    I was assigned to a very nice volunteer whose name was Merissa. She lives in Tskaltubo, Georgia.  It is a town of 16,000 people.  Tskaltubo is famous for the old Soviet Bathhouses that the town is built around…They were incredible but I’m getting ahead of myself.  I left Tezeri on June 1st, traveling in a Marshuka (full of Peace Corps trainees) to the city of Kutaisi (the second biggest city in Georgia).  All of us got off at the MCDONALDS..yes I said Mcdonalds and ate lunch.  We met up with our job shadowers and hung out in Kutaisi for the day.  Kutaisi is FANTASTIC and so cool.  I want to go back and really explore the city.  We saw the river, botanical gardens and a park where we sat and talked.  It was a great day. Here are some photos of Kutaisi:

    image

    Of course I had to provide proof that I was at a McDonalds hahaha

    image

    Pretty view of a Church across the river

    image

    Everyone hanging by the river in Kutaisi.

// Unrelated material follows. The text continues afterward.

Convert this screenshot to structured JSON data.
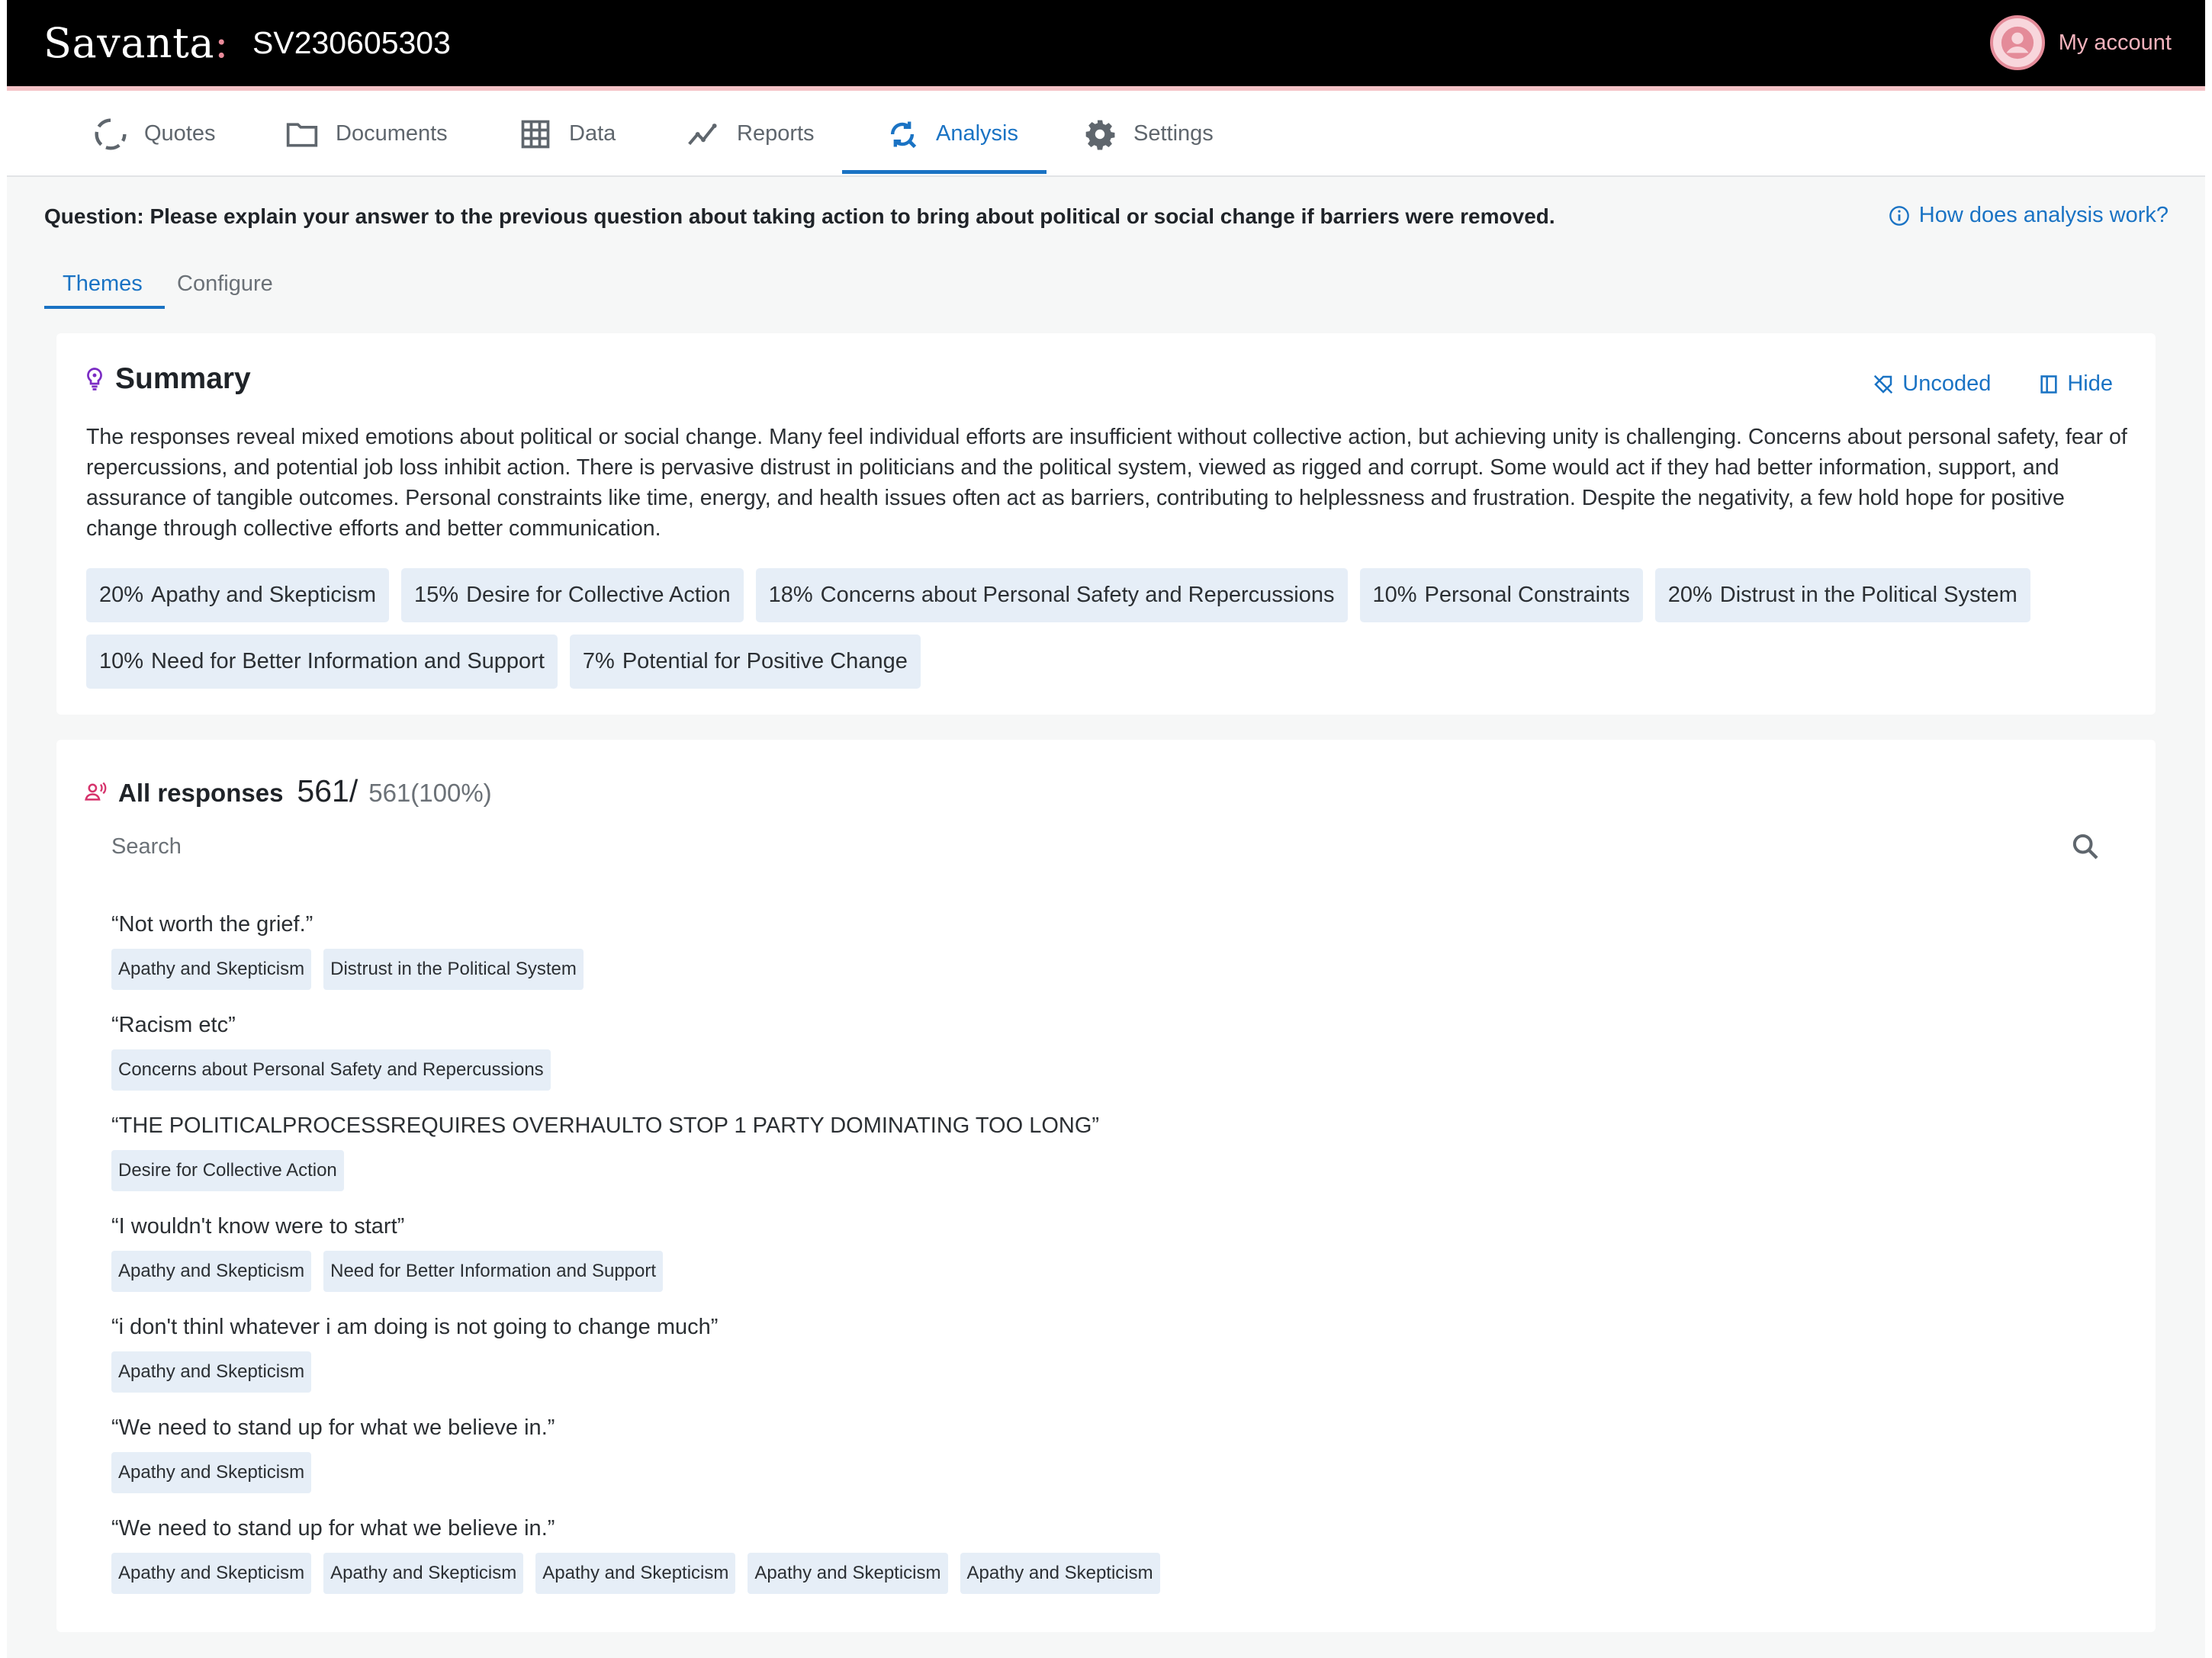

    Anyway, so after hanging in Kutaisi all day, we traveled on by Marshuka to Tskaltubo.  Tskaltubo is absolutely Gorgeous! It was believed that the bath house waters were radio active and good for the bones which is why the bath houses were built.  After the Soviet Union fell though, the tourism declined and the bathhouses fell into ruin except for two that are still in operation.  The bathhouses are located in the middle of Tskaltubo in a HUGE park and the town was built around this park. Such a pretty area.   I loved seeing the bathhouses and learning about their history from Merissa. It was so interesting to walk among the old Soviet buildings.  It really brought character to the town and I fell in love with Tskaltubo.  I could not help but think how Tskaltubo must have looked with its bathhouses in prime condition and living in this beautiful town at the height of the Soviet Union. What people would have looked like in that era. What the bathhouses must have looked like!  It must have been an incredible sight because this town was AMAZING right now! I was so happy to hear that the World Bank is investing on restoring the bath houses and bringing tourism back to Tskaltubo. Here are some pictures of the Bathhouses:

    image

    Statue in front of operational Bathhouse

    image

    Stalin greeting people on top of door on operational bathhouse

    image

    Inside one of the ruins of the bathhouses

    So I was in Tskaltubo to observe Merissa during her classes and also just how she interacted with her community and host family.  It was great! She gets along so well with everyone and built a BRAND new classroom in her school.  It looks fantastic.  If I built a classroom that looked as good as hers did, I would be a happy volunteer.  Her host family was so welcoming and loved having us there.  We cooked dinner for them one night…I GOT TO EAT FRIED RICE! I was a happy girl that night because it was so good.  After seeing all that she has accomplished in her two years of service, I am excited and nervous for when I am assigned to a town or village and all I want to accomplish in my two years of service as well. Visiting Merissa was an eye opening experience and I am so glad it happened.  While I am in PST, I am in sort of a bubble where I am learning a lot both with the language and culture and so to be out in a village for 3 days and to see a volunteer in action was such a good way to learn about every day life.  WE ASKED SO MANY QUESTIONS! Shout-out to Merissa for answering every single one of them!  Tskaltubo and job shadowing was a great experience and was soooo fun.  One of the best weekends I’ve had in Georgia so far. I’ll leave you with a picture of the WONDERFUL fried rice I ate that weekend…shout out to Alan for making a wonderful dinner…your mother would be proud :)

    image

    Coming soon to my blog…Post about my day trip to Mtsketa, Georgian food post (because I’ve gotten a lot of questions)  and SITE PLACEMENT ASSIGNMENTS!! DUH DUH DUH!! I found out my site next week so stay tuned